The crowning glory is a Pro Billet blower manifold topped by an 8/71 Blower Shop pump, but there’s already an upgrade in the pipeline. “The Blower Shop blowers are fantastic, but they’re built without the knowledge of the conditions in which they will be operated, so they’re built a little bit loose to survive and not lock up or have any issues, which limits your power,” Troy says. “I’ve spoken to Don Hampton in the US and we’ve ordered a custom-built, Teflon-rotored, Teflon-stripped Hampton 8/71 with a full billet housing. Don has assured us that the blower we receive will be capable of upwards of 1500hp.”

The carbies are particularly sexy – billet 950cfm jobbies from APD. “They’re beautiful; CNC-machined billet bodies and float bowls,” Troy says. “The beauty of using these is that I pay very similar prices to what I’d pay for quality off-the-shelf carburettors – only $100 or $200 more – but they’re built to order. I provide a spec sheet for the engine and they’ll build them exactly how we want, with their input also. Our dyno time is greatly reduced because the carburettors are basically already there straight out of the box.”

All up, you’re looking at a starting point of 1200hp on pump E85 – very healthy numbers for what will be a genuinely street-driven car. What a time to be alive!

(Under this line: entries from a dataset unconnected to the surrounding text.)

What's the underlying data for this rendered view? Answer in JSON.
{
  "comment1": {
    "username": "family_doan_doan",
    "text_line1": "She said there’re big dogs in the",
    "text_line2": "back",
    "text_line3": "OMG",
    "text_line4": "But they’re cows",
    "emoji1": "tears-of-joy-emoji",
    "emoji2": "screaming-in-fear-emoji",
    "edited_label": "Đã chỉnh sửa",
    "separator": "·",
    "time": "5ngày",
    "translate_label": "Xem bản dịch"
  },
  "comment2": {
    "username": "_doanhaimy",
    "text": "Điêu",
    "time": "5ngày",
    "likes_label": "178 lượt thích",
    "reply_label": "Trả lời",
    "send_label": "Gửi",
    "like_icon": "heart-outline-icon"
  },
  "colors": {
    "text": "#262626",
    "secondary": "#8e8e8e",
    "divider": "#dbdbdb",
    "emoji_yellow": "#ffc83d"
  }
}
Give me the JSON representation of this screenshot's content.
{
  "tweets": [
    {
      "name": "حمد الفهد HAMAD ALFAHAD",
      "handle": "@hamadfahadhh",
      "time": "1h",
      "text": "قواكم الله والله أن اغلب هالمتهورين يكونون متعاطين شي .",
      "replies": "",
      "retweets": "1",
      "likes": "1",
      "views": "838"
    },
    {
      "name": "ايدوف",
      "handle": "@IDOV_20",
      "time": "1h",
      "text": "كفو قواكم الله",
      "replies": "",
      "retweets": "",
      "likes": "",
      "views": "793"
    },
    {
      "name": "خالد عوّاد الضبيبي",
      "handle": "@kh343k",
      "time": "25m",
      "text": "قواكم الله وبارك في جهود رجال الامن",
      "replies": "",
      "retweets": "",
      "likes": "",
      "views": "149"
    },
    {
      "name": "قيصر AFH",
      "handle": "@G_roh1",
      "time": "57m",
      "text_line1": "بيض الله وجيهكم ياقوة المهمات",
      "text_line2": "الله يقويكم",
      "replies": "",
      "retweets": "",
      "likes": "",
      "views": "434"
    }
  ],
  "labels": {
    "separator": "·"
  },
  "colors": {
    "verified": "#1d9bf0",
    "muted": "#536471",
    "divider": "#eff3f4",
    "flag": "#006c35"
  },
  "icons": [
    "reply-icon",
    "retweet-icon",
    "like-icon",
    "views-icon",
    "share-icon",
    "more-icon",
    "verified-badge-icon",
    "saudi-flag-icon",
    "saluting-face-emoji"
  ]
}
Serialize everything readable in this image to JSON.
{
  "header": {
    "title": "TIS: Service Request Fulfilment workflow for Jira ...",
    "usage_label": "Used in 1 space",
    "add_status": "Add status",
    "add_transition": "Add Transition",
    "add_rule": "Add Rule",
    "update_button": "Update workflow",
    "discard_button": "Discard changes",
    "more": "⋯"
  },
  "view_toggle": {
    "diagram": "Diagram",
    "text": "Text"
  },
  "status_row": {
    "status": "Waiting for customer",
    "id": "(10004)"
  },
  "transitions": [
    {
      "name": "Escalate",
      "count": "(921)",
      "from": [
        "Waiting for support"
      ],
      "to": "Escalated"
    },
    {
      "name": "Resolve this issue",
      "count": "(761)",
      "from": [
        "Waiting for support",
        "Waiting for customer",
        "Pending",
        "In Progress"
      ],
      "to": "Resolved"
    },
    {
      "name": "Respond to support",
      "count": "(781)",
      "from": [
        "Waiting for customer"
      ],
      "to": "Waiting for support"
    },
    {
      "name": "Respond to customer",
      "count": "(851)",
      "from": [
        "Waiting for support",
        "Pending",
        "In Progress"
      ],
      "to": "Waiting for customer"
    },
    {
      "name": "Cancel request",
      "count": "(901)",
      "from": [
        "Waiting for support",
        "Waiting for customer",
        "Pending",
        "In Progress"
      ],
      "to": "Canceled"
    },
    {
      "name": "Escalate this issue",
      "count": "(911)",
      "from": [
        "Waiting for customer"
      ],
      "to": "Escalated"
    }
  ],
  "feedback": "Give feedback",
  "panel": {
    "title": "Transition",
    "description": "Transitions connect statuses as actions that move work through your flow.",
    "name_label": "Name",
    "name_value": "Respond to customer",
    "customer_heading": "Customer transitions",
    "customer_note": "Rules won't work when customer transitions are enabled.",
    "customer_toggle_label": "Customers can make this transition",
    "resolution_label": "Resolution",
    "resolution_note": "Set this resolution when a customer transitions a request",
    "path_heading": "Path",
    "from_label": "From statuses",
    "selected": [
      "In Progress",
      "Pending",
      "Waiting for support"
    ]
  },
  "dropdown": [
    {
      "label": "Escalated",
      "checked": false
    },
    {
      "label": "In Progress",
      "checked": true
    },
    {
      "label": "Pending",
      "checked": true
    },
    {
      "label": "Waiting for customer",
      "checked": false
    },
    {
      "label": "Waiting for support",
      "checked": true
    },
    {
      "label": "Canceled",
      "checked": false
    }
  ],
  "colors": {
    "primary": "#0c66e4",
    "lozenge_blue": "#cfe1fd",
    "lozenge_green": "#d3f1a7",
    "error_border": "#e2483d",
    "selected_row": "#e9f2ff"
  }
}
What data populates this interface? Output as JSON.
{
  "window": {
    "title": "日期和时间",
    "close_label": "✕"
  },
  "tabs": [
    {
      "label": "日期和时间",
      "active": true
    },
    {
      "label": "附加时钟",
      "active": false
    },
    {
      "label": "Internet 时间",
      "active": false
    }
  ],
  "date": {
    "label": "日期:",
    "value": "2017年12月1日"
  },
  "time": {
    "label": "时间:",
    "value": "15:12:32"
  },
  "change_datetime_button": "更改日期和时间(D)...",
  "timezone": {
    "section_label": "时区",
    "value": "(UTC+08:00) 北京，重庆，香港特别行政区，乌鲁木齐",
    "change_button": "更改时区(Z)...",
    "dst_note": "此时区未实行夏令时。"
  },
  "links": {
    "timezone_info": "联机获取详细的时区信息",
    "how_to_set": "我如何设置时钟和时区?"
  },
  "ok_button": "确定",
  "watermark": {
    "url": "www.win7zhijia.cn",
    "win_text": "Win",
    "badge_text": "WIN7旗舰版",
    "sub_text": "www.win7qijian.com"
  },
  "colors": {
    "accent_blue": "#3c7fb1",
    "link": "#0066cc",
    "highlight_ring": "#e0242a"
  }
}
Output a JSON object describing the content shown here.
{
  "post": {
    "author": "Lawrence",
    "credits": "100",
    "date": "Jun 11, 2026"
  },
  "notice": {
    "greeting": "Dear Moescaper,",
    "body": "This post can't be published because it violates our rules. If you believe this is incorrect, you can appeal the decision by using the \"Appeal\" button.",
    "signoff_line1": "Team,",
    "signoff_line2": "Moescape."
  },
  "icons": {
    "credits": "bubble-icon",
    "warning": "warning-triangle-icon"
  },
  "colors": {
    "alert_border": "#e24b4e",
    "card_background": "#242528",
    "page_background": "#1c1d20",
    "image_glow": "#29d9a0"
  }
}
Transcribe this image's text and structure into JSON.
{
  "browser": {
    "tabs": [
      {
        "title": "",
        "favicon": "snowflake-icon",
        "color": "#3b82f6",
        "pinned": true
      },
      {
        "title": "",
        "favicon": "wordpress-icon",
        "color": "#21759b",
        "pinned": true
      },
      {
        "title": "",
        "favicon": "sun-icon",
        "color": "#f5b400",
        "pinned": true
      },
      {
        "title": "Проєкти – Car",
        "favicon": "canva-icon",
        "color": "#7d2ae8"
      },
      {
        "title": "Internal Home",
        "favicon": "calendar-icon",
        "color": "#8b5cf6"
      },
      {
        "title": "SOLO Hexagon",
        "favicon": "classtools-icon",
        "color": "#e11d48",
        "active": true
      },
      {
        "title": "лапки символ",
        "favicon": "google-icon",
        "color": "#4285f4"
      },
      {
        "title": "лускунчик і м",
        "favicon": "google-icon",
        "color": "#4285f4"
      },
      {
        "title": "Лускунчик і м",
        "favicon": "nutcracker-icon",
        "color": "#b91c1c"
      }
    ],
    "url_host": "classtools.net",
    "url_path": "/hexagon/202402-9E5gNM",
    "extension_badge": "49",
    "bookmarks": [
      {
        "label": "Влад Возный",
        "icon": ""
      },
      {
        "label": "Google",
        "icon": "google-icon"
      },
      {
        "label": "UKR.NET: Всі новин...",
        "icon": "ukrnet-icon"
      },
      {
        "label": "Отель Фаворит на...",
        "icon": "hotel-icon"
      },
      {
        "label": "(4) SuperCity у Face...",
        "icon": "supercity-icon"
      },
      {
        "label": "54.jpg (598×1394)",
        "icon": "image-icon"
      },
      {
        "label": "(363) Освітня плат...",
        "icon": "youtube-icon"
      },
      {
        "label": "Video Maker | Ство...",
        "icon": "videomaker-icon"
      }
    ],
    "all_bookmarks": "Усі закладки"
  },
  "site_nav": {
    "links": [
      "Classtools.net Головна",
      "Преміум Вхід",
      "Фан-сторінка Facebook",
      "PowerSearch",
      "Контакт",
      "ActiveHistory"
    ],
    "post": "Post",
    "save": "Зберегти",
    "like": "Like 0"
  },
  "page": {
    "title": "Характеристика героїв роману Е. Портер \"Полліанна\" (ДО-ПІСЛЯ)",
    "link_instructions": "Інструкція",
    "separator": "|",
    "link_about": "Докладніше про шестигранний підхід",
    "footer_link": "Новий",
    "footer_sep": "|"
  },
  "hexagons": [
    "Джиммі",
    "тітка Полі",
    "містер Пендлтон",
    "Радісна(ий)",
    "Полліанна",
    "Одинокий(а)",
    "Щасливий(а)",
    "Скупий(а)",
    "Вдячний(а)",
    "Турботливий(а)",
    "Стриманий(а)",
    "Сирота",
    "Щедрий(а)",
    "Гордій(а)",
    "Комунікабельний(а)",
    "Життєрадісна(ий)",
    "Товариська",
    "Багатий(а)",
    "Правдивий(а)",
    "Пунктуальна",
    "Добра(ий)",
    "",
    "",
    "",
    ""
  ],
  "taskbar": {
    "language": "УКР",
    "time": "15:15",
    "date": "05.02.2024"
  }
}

“We’ve just ordered a hat for this engine, which is an ex-Don Garlits Top Fuel hat,” Troy says. “There’s a guy in New Zealand called Al’s Blower Drives that modifies these barn-door hats to go onto carburettors. They slide down over the carburettors and the linkages hook up to it, so the engine will have a different sort of look; a mechanical look, but with carburettors on there. This particular customer didn’t want the meth life of a mechanically injected engine on the street, but he wanted the look. We did our research, and this is the solution we came up with!”